Within nuclear physics, a major challenge is to understand and predict the properties of all possible combinations of neutrons and protons, or ‘nuclear isotopes’. Isotopes with masses above 100 are typically difficult, if not impossible, to compute using the current generation of computers and theoretical techniques. Surrey’s Theoretical Nuclear Physics group is investigating the use of AI techniques to solve this challenge in two ways.
Firstly, where high performance computing tools are at the limits of their capabilities, researchers are using neural networks to provide a basis for systematic extrapolations of nuclear properties. Secondly – since modern computers cannot store the wavefunctions of nuclear systems with more than 20 particles – they are employing machine learning techniques to directly encapsulate the information of many-body systems, optimising wavefunctions in order to find the best variational solutions for the smallest nuclear systems.
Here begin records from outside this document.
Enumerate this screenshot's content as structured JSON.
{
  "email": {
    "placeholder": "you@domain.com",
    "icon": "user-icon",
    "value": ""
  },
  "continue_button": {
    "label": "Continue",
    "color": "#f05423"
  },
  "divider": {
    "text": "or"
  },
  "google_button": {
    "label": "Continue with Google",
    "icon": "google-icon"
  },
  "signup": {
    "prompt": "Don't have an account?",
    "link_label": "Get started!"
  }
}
The long-term objective is to extend these techniques to simulate not only the properties of static nuclei but also their dynamics, in order to provide systematic, improvable calculations which could be relevant for processes such as nuclear fusion.
Optimising nanophotonic devices
The development of novel nanophotonic materials is critical for enabling the next generation of technologies which will be used in information processing and communication, energy harvesting, healthcare and biophotonics, and quantum information processing on nanophotonics platforms.
Recent developments in AI have dramatically changed the way that nanophotonic devices are designed, with deep learning algorithms able to provide an almost instantaneous design solution after the learning phase. At Surrey we are investigating how deep learning techniques can be applied to optimise nanophotonic device performance by exploiting the correlation between material properties, structural geometry, topology, and advanced functionalities such as the strength of light-matter interaction in a quantum computing device. We are also focused on identifying and optimising the optical performance of novel types of cavities, low-loss waveguides and optical non-linear devices which can serve as photonic axons, dendrites and somas in the all-optical implementation of artificial neural networks.